-- AVAILABLE DATA follows --

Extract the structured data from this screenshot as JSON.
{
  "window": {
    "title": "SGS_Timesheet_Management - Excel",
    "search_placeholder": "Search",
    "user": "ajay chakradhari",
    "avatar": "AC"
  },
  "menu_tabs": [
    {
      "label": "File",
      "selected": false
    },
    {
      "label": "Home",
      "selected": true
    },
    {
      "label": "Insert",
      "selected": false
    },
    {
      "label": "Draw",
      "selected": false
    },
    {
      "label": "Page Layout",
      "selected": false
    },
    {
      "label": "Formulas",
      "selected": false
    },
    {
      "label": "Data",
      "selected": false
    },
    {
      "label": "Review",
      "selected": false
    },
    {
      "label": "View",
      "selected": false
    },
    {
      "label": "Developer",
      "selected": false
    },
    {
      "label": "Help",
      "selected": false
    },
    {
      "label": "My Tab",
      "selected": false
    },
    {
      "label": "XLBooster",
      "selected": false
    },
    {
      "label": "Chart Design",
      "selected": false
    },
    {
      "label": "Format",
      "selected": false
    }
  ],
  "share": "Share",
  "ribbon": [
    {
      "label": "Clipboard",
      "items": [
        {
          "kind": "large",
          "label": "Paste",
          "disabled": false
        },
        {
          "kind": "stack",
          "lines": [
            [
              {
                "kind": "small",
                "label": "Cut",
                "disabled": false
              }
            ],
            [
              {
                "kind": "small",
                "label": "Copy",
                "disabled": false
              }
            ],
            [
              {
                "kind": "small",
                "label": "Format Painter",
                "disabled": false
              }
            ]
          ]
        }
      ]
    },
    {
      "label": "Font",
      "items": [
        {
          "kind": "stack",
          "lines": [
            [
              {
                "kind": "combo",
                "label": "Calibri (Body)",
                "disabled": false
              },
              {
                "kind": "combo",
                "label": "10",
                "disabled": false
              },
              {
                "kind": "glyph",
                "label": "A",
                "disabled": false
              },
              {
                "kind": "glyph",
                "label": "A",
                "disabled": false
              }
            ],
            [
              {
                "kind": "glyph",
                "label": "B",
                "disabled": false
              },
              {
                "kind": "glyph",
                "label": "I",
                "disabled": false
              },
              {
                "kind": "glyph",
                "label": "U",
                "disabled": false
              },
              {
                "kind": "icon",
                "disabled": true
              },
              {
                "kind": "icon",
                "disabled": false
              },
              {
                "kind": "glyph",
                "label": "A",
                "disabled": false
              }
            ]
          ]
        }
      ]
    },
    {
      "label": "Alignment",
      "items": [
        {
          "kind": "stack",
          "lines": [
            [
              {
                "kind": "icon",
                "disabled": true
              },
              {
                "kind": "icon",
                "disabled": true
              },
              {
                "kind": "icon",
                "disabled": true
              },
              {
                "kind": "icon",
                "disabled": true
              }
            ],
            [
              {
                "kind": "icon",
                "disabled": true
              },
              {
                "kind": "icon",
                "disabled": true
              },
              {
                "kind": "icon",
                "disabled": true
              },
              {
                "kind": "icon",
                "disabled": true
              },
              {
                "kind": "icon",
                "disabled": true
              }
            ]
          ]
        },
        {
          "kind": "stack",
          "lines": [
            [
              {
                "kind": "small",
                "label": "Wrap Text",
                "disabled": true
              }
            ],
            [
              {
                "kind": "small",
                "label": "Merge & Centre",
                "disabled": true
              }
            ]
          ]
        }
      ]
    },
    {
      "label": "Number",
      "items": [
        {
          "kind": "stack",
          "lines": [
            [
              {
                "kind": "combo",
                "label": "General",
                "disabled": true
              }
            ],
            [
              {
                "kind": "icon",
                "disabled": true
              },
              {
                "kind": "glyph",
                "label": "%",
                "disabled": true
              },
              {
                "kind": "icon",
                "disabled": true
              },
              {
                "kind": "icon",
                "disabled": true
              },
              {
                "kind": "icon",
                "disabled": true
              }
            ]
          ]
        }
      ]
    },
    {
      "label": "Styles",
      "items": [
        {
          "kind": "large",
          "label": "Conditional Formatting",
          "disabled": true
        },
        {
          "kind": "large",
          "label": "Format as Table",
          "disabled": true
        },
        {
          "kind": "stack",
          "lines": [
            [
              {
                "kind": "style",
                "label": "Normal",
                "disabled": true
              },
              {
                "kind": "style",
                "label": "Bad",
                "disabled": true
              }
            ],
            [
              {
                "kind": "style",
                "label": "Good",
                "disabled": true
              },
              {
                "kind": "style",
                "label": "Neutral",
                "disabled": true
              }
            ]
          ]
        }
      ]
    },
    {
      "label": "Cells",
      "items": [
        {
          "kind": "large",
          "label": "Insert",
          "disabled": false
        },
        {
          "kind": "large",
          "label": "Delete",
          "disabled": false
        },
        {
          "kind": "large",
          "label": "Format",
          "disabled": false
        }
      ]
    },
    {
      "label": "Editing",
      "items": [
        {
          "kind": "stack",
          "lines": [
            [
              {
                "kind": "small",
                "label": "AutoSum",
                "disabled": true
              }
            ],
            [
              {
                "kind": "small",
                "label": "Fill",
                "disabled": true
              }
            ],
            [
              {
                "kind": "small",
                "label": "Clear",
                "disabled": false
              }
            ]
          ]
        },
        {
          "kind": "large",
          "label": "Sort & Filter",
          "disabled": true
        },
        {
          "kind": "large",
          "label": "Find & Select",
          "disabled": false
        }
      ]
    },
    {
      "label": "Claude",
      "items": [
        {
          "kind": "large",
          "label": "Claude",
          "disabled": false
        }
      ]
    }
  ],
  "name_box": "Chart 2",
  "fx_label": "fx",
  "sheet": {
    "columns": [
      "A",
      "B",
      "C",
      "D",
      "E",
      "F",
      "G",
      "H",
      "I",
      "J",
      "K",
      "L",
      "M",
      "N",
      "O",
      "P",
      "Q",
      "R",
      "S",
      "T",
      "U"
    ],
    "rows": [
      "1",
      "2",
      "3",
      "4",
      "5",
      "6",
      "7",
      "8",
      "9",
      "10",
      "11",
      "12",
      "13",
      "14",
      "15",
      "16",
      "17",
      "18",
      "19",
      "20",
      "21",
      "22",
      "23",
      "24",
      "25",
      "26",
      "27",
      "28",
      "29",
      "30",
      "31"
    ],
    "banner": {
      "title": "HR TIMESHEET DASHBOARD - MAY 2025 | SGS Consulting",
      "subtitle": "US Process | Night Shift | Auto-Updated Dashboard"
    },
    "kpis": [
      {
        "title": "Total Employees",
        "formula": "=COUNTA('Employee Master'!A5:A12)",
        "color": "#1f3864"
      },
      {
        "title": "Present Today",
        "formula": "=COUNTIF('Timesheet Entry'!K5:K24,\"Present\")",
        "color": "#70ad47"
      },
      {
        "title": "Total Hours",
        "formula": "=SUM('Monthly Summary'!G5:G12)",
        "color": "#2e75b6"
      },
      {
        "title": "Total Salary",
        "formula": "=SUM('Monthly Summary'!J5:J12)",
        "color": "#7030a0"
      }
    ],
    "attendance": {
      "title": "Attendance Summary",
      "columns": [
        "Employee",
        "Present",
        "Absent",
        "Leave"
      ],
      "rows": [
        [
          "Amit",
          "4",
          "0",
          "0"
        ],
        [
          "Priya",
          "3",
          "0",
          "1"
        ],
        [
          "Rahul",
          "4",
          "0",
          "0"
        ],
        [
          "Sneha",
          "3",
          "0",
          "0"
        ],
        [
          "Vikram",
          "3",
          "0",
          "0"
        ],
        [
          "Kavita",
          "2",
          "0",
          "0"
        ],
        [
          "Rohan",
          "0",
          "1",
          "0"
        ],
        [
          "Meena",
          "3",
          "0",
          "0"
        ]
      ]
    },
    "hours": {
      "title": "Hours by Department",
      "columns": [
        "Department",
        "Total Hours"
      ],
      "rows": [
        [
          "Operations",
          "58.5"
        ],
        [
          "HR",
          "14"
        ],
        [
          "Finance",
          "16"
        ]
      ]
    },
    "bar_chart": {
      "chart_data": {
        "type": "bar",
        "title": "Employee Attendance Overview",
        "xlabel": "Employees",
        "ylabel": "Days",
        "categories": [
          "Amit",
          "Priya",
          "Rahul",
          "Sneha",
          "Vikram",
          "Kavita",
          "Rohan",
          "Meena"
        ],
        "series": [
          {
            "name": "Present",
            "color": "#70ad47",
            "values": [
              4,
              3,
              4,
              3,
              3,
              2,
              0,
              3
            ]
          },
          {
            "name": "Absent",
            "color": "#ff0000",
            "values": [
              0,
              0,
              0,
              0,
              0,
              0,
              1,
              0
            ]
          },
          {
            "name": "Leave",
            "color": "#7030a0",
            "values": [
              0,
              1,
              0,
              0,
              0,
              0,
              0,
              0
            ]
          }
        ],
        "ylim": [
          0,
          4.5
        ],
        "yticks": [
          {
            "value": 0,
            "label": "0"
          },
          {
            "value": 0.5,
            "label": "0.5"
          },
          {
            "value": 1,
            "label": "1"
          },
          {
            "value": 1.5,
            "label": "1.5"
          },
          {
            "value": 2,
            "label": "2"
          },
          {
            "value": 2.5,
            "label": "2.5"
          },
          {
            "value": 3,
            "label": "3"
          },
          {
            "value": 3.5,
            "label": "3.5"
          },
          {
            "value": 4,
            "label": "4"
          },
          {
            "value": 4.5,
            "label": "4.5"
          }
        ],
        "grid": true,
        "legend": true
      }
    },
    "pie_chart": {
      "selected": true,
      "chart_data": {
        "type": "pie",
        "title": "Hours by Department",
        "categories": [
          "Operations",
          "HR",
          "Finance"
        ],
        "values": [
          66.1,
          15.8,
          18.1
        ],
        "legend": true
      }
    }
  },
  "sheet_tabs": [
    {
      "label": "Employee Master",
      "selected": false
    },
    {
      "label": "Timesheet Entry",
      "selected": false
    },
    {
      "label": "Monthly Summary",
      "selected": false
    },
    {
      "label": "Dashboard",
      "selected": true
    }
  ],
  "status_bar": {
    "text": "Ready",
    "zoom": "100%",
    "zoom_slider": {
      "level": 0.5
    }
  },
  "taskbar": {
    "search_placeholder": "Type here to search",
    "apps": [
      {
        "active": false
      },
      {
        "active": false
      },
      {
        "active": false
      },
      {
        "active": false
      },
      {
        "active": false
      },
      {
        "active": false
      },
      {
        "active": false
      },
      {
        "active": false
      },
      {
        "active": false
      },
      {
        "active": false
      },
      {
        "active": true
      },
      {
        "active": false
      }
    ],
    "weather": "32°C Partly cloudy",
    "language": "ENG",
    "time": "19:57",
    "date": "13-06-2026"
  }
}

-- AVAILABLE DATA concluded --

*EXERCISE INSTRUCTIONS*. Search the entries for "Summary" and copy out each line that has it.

*WRITTEN RESPONSE*.
        "formula": "=SUM('Monthly Summary'!G5:G12)",
        "formula": "=SUM('Monthly Summary'!J5:J12)",
      "title": "Attendance Summary",
      "label": "Monthly Summary",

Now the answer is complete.